XTERRA grows more local | SierraSun.com
YOUR AD HERE »

XTERRA grows more local

Photo courtesy of Matt ChappellEric Ronning rides through a meadow of mule ear during a pre-ride on the XTERRA Tahoe City Course on Saturday.
ALL |

Less than a week after racing in the XTERRA West Championship triathlon in Temecula, I met up with a group of approximately 15 athletes Saturday to pre-ride the inaugural XTERRA Tahoe City mountain bike course led by the race director and Big Blue Adventure Series owner Todd Jackson. Apparently, I wasn’t the only one excited for the hometown race that is still a month away.

“I’m glad I don’t have to drive 10 hours,” said Jim Kaplan of Incline Village, who usually travels to other states to compete in XTERRA races.

Truckee resident and XTERRA competitor Matt Chappell echoed that sentiment.



“There’s not a whole lot of races in Northern California,” Chappell said. “I’m pretty stoked. We have the homefield advantage.”

Jackson, who also designed the XTERRA USA Championship course in Incline Village, said he has been thinking about having a race in Tahoe City for a while.



“My brain is programmed to look for good courses,” Jackson said. “Tahoe City is a really fun town and it’s great to have events right on the beach. It’s fun when you can have a race in a town and incorporate the community.”

The off-road triathlon, scheduled for June 23, starts with a swim from Commons Beach consisting of two 600-meter laps in Lake Tahoe. Athletes then run to a transition area at Tahoe Lake School, where they get on their mountain bikes and head up the road to the trails for a 22-mile ride with 2,500 feet of climbing.

The bike leg of the triathlon starts up a steep paved road, then onto a wide fire road and up another steep, rocky, 300-foot climb and onto winding single track.

“It’s some of the best single-track on the North Shore,” Jackson said. “But there is also some wider sections for passing. It’s fun but challenging.”

The course is what Jackson describes as a “lollipop,” meaning racers ride up the “stick” and then do two large loops and ride back to the transition.

Two flats early on slowed our group down and caused a few riders to take wrong turns, causing Jackson to turn back and do some herding.

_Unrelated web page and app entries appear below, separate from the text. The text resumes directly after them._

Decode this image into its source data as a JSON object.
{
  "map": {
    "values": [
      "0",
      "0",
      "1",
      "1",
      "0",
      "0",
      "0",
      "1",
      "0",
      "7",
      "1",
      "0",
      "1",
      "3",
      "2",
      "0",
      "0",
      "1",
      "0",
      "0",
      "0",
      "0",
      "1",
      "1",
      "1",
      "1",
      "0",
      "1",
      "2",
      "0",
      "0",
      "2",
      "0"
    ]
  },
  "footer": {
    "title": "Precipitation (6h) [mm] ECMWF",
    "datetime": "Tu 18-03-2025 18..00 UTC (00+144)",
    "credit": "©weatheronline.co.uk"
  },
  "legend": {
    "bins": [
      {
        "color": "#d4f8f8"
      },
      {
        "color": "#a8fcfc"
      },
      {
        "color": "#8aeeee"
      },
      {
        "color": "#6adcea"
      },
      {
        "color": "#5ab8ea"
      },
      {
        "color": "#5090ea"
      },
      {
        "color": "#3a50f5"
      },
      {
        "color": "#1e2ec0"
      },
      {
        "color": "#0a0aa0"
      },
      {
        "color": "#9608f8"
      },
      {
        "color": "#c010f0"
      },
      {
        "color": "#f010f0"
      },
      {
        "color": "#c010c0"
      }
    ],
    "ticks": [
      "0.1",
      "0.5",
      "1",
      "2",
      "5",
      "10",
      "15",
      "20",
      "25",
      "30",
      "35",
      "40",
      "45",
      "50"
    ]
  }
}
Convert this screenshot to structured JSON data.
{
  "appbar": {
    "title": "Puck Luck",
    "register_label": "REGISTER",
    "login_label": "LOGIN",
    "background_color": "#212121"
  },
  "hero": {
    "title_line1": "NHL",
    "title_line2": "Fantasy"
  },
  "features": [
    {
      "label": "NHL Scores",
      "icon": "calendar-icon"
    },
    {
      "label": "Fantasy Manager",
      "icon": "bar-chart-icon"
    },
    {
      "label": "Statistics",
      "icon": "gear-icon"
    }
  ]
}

Most of us were pretty shocked at how dusty the trails were already.

One of the highlights of the course is riding through a meadow of blooming mule ears, which has inspired a possible name for the race.

“I’m thinking about calling it the Mule Ear because of the flowers,” Jackson said. “It should be a spectacle of wild flowers.”

After close to four hours of riding and meeting some fellow racers who were just as excited about the race as I was, we made our way back to our cars.

“The bike has everything,” Tom Lyons of Reno said. “Good climbs and great single-track. I don’t know much about the run, but it’s going to be crazy (because of the elevation gain.)”

The run course has yet to be determined but should be approximately seven miles of trail running with 800 feet of climbing, Jackson said.

“With the elevation and the beauty, it’s going to be one of the top XTERRA events in the country,” Lyons said.

Jackson said he is expecting a good turnout for the race judging by the feedback on Saturday. Sixty people have already registered and Jackson is expecting at least 150 athletes to compete.

“There are so many great athletes around here,” Jackson said. “I hope a lot of locals give it a try.”

A shorter race consisting of a 600-meter swim, a 13-mile mountain bike ride and a three-mile run and a relay is also taking place June 23. For more information on the race, course maps, registration and future pre-rides go to http://www.bigblueadventure.com. The course will be marked a week prior to the event for pre-riding. Volunteers are also needed for course marshals and the transition area. To register as a volunteer go to the above Web site.

Emma Garrard is a photographer for the Sierra Sun. She can be reached at egarrard@sierrasun.com.


Support Local Journalism

 

Support Local Journalism

Readers around Lake Tahoe, Truckee, and beyond make the Sierra Sun's work possible. Your financial contribution supports our efforts to deliver quality, locally relevant journalism.

Now more than ever, your support is critical to help us keep our community informed about the evolving coronavirus pandemic and the impact it is having locally. Every contribution, however large or small, will make a difference.

Your donation will help us continue to cover COVID-19 and our other vital local news.

For tax deductible donations, click here.

Start a dialogue, stay on topic and be civil.
If you don't follow the rules, your comment may be deleted.

User Legend: iconModerator iconTrusted User